On my previous article, I have explained Delegates and Events in Unity. Well, Actions are basicly the delegate and the event together. As I have mentioned earlier, we use events in order to add a protection layer to the delegate. Actions are also delegates, but they are already type-safe — thus, eliminating the need for using an event.
In order to declare an Action, we need to add “using System” line to the namespaces. Certainly, to prevent the need of creating an instance, we also define the Action with the static keyword.
public delegate void OnDamage;public static event OnDamage onDamage;
The delegate and event defined above will provide the same result as defining an action as below:
public static Action OnDamage;
However, if we want to provide a parameter within the Action, we need to use <> rather than ( ).
In the example below, I have created a prototype in which the UI Manager decreases the health once the Player gets damaged.
Using the Lambda expression, we can avoid using a seperate method.
When it comes to the return type delegates, the “Funk” keyword needs to be used rather than Action.
While defining a Func, you will notice that we can define it with or without parameters. For instance, an example will be provided below that will provide the length of a string.
The same result can be achieved using Lambda operator rather than using the Count method:
Since the CharacterCount Func is defined as taking a string as a parameter which returns an int, we simply tell that take the name (string variable) and return the length of it as int — which is compatible with the Func type.
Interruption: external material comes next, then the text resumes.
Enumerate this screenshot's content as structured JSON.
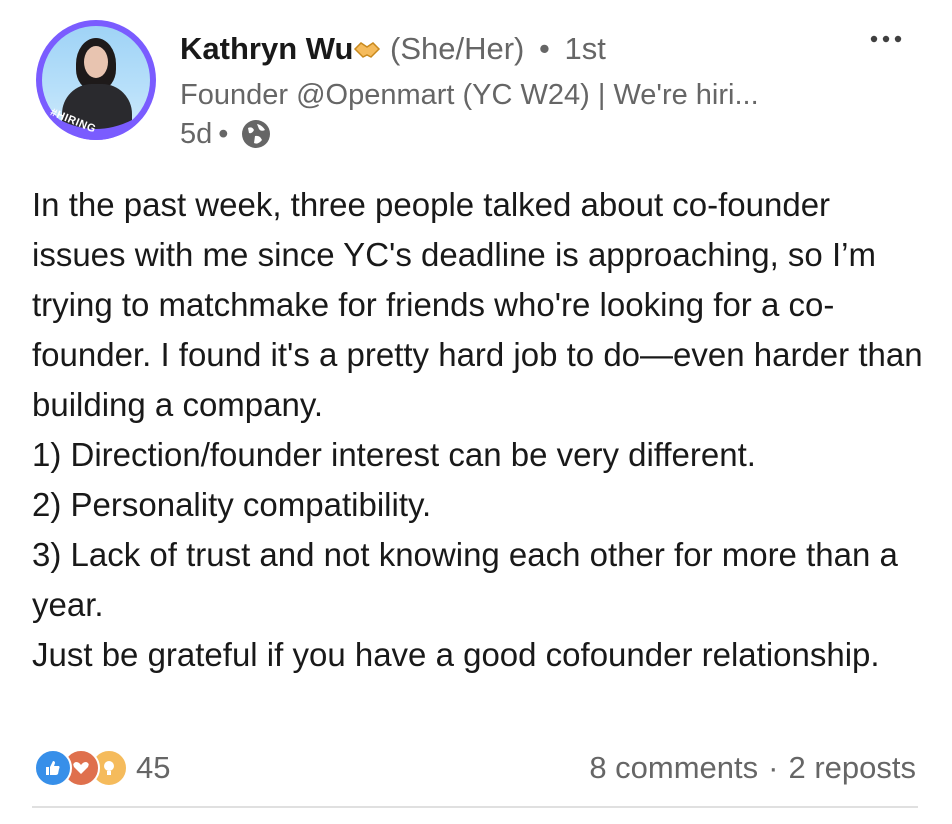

Simple Callback System
We can create a simple callback system as below:
The Action will be called once the routine is finished.